Smart Home is one of the buzzwords in the last decade, but what exactly does it mean? A Smart Home refers to a home where certain electrical & electronic appliances are connected to the Internet, otherwise known as the Internet of Things (IoT) devices. These could be everything from light bulbs that turn on to your voice command to smart security cameras that give you live feed of your home on a mobile application.
Possibilities with a smart home are many; voice control through Artificial intelligence-powered voice assistants such as Apple Siri, Google Assistant, Amazon Alexa, or Samsung Bixby, automating actions, such as having your window shades open to the morning sun & turning on the water heater to prepare your bath while playing your favourite music. With geo-based automation, your home can know when you are away or coming back home and change your thermostat reading to save energy. A smart home makes your life effortless & convenient and helps you focus on doing things that you love such as reading a book to your little daughter, learning a new language, working on a passion project.
What is a Smart Home?
In short, a smart home is any home with electrical or electronic devices that can be controlled remotely using smart devices or respond to the pre-set conditions like time-based schedules, geo-based triggers, or sensors output.
IoT or smart devices can also be controlled using voice commands. With wireless smart home devices, getting your home automated is not an expensive affair. A single room or a complete condo; you can customize the system to your requirements with wireless devices.
With a diverse array of devices ranging from smart lights to security systems; from motion sensors to video doorbells, there are very few appliances without a connected device counterpart.
Smart Home Connectivity
IoT devices can connect to the Internet in a few different ways, with Wi-Fi being the most common and Z-Wave, ZigBee, Bluetooth being the others. While all of them produce and enable wireless connections, the difference lies in how they connect to the Internet. They differ in the types of radio waves, range, speed, frequency, data rate, and cost.

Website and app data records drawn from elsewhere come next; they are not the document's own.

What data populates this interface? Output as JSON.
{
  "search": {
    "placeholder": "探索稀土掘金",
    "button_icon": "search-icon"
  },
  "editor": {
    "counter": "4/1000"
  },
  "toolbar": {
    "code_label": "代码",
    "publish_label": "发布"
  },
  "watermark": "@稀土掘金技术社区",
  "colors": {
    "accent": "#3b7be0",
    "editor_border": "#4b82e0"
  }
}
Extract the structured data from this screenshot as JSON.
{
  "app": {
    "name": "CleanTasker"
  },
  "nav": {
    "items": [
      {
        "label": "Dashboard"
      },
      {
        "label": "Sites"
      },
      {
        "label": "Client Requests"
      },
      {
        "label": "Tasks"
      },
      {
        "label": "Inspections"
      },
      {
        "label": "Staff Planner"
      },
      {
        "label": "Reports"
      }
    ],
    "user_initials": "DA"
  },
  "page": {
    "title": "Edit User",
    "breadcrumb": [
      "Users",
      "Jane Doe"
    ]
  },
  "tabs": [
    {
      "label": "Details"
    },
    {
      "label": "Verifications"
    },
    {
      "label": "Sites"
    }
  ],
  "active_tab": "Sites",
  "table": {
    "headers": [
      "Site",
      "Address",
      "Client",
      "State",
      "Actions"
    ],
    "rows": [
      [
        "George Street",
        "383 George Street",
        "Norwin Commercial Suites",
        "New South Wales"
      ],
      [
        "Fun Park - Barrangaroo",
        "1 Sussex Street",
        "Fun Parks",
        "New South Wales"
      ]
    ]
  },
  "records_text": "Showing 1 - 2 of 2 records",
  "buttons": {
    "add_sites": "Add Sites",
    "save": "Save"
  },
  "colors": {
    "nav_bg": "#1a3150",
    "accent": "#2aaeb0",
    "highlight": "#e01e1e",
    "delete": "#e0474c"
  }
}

Wi-Fi is the most popular connectivity protocol inside a home with nearly every home already having it. While Wi-Fi offers good data throughput and relatively good range, it consumes a lot of power compared to other protocols. It provides long-distance and wide-area coverage.
It is as popular as Wi-Fi. Most consumers are familiar with Bluetooth as it is built-in almost all smartphones in the market. Bluetooth makes secure connections to nearby devices. Its most common application is wireless connectivity to speakers, headsets. It is also used in car stereo systems, keyboards, and gaming consoles, and in smart home security.
Z-Wave is a proprietary wireless communications protocol that lets IoT devices connect over a mesh network using low-energy radio waves. It uses the unlicensed radio band near 900 MHz frequency. The band varies from region to region, so a Z-wave device that works in the USA will not work in India.
Zigbee is primarily designed to create personal area networks for home automation devices. It is low -power, low data rate, and close-proximity protocol. It operates at 2.4 GHz radio frequency of the ISM radio bands.
The problem with Zigbee and Z-Wave is that their signals aren’t directly compatible with a mainstream computing device, like a smartphone, tablet, or laptop. So bulbs and other smart devices need to communicate with a hub that is connected to your home Wi-Fi network via an Ethernet cable plugged into the Wi-Fi router.